WESTBROOK – A request by a condominium association for sidewalk snow removal has raised the issue about gaps in public services for Westbrook taxpayers.
Twice within the past month, representatives from the Brydon Farm condo association have been at City Council meetings, asking what it would take for the city to clear off their sidewalks during the winter.
The request has been met with opposition from both the city’s Department of Public Services – responsible for clearing sidewalks, plowing and paving – and some members of the City Council, who have cited a significant increase in costs associated with the request.
“The average age is 70 years old, we have a lot of people that can hardly walk, but they like to walk for exercise,” said William Boyle, spokesman for Brydon Farm during a June 3 council meeting. “The average tax rate up there [at Brydon Farm] is $4,500. I understand the average tax rate in private residences is $3,300, so that’s a $1,000-plus difference. There are subsidized housing apartments up there. Now, I don’t begrudge people of being subsidized, but they’re getting services that we’re not getting. We would like to get this done so our people can walk in our street.”
Tom Eldridge, director of public services, said staff cuts in recent years have made it difficult to clear the city sidewalks already agreed upon and adding new sidewalks would be an even greater strain on the department.
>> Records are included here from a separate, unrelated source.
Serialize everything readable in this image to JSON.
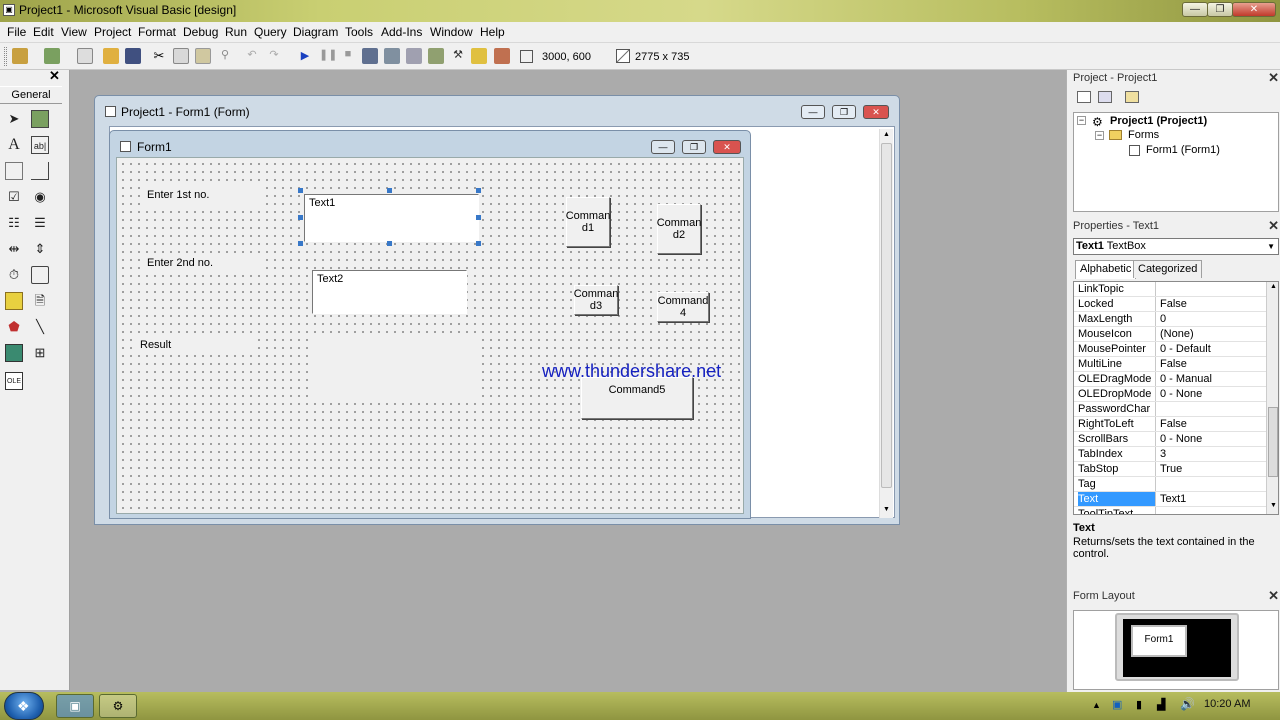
{
  "window": {
    "title": "Project1 - Microsoft Visual Basic [design]"
  },
  "menu": [
    "File",
    "Edit",
    "View",
    "Project",
    "Format",
    "Debug",
    "Run",
    "Query",
    "Diagram",
    "Tools",
    "Add-Ins",
    "Window",
    "Help"
  ],
  "toolbar": {
    "position_readout": "3000, 600",
    "size_readout": "2775 x 735"
  },
  "toolbox": {
    "tab_label": "General"
  },
  "designer": {
    "outer_title": "Project1 - Form1 (Form)",
    "form_title": "Form1",
    "label1": "Enter 1st no.",
    "label2": "Enter 2nd no.",
    "label3": "Result",
    "text1": "Text1",
    "text2": "Text2",
    "cmd1": "Comman\nd1",
    "cmd2": "Comman\nd2",
    "cmd3": "Comman\nd3",
    "cmd4": "Command\n4",
    "cmd5": "Command5",
    "watermark": "www.thundershare.net"
  },
  "project_panel": {
    "title": "Project - Project1",
    "root": "Project1 (Project1)",
    "folder": "Forms",
    "item": "Form1 (Form1)"
  },
  "properties_panel": {
    "title": "Properties - Text1",
    "object_name": "Text1",
    "object_type": "TextBox",
    "tabs": [
      "Alphabetic",
      "Categorized"
    ],
    "rows": [
      {
        "name": "LinkTopic",
        "value": ""
      },
      {
        "name": "Locked",
        "value": "False"
      },
      {
        "name": "MaxLength",
        "value": "0"
      },
      {
        "name": "MouseIcon",
        "value": "(None)"
      },
      {
        "name": "MousePointer",
        "value": "0 - Default"
      },
      {
        "name": "MultiLine",
        "value": "False"
      },
      {
        "name": "OLEDragMode",
        "value": "0 - Manual"
      },
      {
        "name": "OLEDropMode",
        "value": "0 - None"
      },
      {
        "name": "PasswordChar",
        "value": ""
      },
      {
        "name": "RightToLeft",
        "value": "False"
      },
      {
        "name": "ScrollBars",
        "value": "0 - None"
      },
      {
        "name": "TabIndex",
        "value": "3"
      },
      {
        "name": "TabStop",
        "value": "True"
      },
      {
        "name": "Tag",
        "value": ""
      },
      {
        "name": "Text",
        "value": "Text1"
      },
      {
        "name": "ToolTipText",
        "value": ""
      }
    ],
    "selected_row": 14,
    "desc_title": "Text",
    "desc_body": "Returns/sets the text contained in the control."
  },
  "form_layout": {
    "title": "Form Layout",
    "form_label": "Form1"
  },
  "taskbar": {
    "clock": "10:20 AM"
  },
  "colors": {
    "selection": "#3399ff",
    "watermark": "#1520c0"
  }
}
“We receive lots of requests to clear sidewalks. There are 40 or 50 miles of sidewalks in Westbrook and we provide winter maintenance to about 20 miles of that,” Eldridge said. “The ones we do plow are the busiest in the city and the ones for school kids walking to school. We haven’t added any new sidewalks to that list in years.”
Eldridge said the city has ordinances that govern where the department provides services. Years ago, there was a change in the ordinance that cut most services to developments with more than 10 units, including trash removal. Two or three condominium facilities were allowed to keep public trash removal because they had been around before the rule was in place, so they were grandfathered in, said Eldridge.
Eldridge said public services only plows public roads that have been built to city standards and approved as public ways by the Planning Board. Brydon Farm, which is located off Route 302, has Brydon Way and Grandview Drive, both public roads and therefore plowed by the city.
Eldridge said most condo associations are located in developments that are on private roads and do not receive any services from the city.
City Councilor Mike Foley disagreed with adding more public services to Brydon Farm, especially if the developer built the sidewalks knowing they did not meet city standards, but at a cost savings to them.
“Adding additional services to condo associations would represent a significant increase in cost to the city and we’d have to do that for everyone,” Foley said during a June 3 council meeting.
But other councilors were more sympathetic.
“They don’t get the same services as other taxpayers,” said Councilor Mike Sanphy during the same meeting. Councilor Paul Emery supported Sanphy’s motion to review the request from Brydon Farm at a future council meeting.
There are 72 condominiums on the Brydon Farm property, far exceeding the maximum number of properties on one parcel that triggers the divide between services covered under the city and services that are handled by the condo association.
John Aden, president of the Brydon Farm condo board, said the streets in Brydon Farm do get plowed, but the sidewalks do not. There is no public trash pickup.
“We’re paying full-blown taxes, they’re kind of high taxes, for very little services,” said Aden. “It just doesn’t seem fair. We don’t need a lot of stuff.”